== Segment start ==

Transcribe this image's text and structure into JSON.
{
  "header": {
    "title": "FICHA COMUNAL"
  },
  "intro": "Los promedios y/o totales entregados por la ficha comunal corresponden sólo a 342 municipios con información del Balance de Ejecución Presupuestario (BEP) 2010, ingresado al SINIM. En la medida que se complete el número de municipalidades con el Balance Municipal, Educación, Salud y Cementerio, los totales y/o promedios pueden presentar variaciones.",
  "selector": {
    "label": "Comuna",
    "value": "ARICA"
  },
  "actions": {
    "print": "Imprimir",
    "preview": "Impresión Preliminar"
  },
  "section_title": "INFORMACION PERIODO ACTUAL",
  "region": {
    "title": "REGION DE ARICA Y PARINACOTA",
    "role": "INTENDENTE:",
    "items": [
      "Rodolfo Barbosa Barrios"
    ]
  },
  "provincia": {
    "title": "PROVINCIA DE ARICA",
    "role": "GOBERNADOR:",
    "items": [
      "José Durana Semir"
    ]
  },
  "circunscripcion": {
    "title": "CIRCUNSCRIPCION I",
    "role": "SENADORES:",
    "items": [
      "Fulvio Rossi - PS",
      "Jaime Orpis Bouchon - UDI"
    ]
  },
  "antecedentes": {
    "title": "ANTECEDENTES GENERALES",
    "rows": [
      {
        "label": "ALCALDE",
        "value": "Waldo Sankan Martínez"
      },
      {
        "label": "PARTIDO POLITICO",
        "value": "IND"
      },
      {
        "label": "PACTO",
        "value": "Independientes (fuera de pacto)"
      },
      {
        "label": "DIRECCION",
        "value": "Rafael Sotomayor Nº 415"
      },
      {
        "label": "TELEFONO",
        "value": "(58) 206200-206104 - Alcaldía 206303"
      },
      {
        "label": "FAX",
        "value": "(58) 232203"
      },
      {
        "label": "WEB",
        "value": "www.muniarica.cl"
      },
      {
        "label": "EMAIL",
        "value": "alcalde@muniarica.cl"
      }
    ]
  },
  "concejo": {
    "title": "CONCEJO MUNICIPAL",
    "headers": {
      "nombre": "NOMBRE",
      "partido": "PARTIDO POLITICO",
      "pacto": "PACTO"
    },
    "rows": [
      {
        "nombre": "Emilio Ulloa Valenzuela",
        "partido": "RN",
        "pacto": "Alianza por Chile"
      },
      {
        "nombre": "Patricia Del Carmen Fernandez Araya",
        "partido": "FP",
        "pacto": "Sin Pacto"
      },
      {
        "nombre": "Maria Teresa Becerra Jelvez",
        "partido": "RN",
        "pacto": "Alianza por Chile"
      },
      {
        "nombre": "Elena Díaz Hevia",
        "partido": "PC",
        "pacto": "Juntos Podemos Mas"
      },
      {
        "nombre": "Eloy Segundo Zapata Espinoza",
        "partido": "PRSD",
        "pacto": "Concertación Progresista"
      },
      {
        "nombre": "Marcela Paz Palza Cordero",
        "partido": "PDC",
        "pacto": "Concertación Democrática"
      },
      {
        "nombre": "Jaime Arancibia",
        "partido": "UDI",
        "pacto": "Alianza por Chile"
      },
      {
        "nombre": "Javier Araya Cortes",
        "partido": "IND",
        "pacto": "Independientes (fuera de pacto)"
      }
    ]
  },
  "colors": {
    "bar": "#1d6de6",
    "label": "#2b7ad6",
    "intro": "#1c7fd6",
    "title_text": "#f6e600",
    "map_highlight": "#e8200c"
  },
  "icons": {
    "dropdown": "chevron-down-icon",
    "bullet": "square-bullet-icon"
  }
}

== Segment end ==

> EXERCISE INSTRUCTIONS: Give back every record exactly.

> ANSWER TO THIS TASK:
Transcribe this image's text and structure into JSON.
{
  "header": {
    "title": "FICHA COMUNAL"
  },
  "intro": "Los promedios y/o totales entregados por la ficha comunal corresponden sólo a 342 municipios con información del Balance de Ejecución Presupuestario (BEP) 2010, ingresado al SINIM. En la medida que se complete el número de municipalidades con el Balance Municipal, Educación, Salud y Cementerio, los totales y/o promedios pueden presentar variaciones.",
  "selector": {
    "label": "Comuna",
    "value": "ARICA"
  },
  "actions": {
    "print": "Imprimir",
    "preview": "Impresión Preliminar"
  },
  "section_title": "INFORMACION PERIODO ACTUAL",
  "region": {
    "title": "REGION DE ARICA Y PARINACOTA",
    "role": "INTENDENTE:",
    "items": [
      "Rodolfo Barbosa Barrios"
    ]
  },
  "provincia": {
    "title": "PROVINCIA DE ARICA",
    "role": "GOBERNADOR:",
    "items": [
      "José Durana Semir"
    ]
  },
  "circunscripcion": {
    "title": "CIRCUNSCRIPCION I",
    "role": "SENADORES:",
    "items": [
      "Fulvio Rossi - PS",
      "Jaime Orpis Bouchon - UDI"
    ]
  },
  "antecedentes": {
    "title": "ANTECEDENTES GENERALES",
    "rows": [
      {
        "label": "ALCALDE",
        "value": "Waldo Sankan Martínez"
      },
      {
        "label": "PARTIDO POLITICO",
        "value": "IND"
      },
      {
        "label": "PACTO",
        "value": "Independientes (fuera de pacto)"
      },
      {
        "label": "DIRECCION",
        "value": "Rafael Sotomayor Nº 415"
      },
      {
        "label": "TELEFONO",
        "value": "(58) 206200-206104 - Alcaldía 206303"
      },
      {
        "label": "FAX",
        "value": "(58) 232203"
      },
      {
        "label": "WEB",
        "value": "www.muniarica.cl"
      },
      {
        "label": "EMAIL",
        "value": "alcalde@muniarica.cl"
      }
    ]
  },
  "concejo": {
    "title": "CONCEJO MUNICIPAL",
    "headers": {
      "nombre": "NOMBRE",
      "partido": "PARTIDO POLITICO",
      "pacto": "PACTO"
    },
    "rows": [
      {
        "nombre": "Emilio Ulloa Valenzuela",
        "partido": "RN",
        "pacto": "Alianza por Chile"
      },
      {
        "nombre": "Patricia Del Carmen Fernandez Araya",
        "partido": "FP",
        "pacto": "Sin Pacto"
      },
      {
        "nombre": "Maria Teresa Becerra Jelvez",
        "partido": "RN",
        "pacto": "Alianza por Chile"
      },
      {
        "nombre": "Elena Díaz Hevia",
        "partido": "PC",
        "pacto": "Juntos Podemos Mas"
      },
      {
        "nombre": "Eloy Segundo Zapata Espinoza",
        "partido": "PRSD",
        "pacto": "Concertación Progresista"
      },
      {
        "nombre": "Marcela Paz Palza Cordero",
        "partido": "PDC",
        "pacto": "Concertación Democrática"
      },
      {
        "nombre": "Jaime Arancibia",
        "partido": "UDI",
        "pacto": "Alianza por Chile"
      },
      {
        "nombre": "Javier Araya Cortes",
        "partido": "IND",
        "pacto": "Independientes (fuera de pacto)"
      }
    ]
  },
  "colors": {
    "bar": "#1d6de6",
    "label": "#2b7ad6",
    "intro": "#1c7fd6",
    "title_text": "#f6e600",
    "map_highlight": "#e8200c"
  },
  "icons": {
    "dropdown": "chevron-down-icon",
    "bullet": "square-bullet-icon"
  }
}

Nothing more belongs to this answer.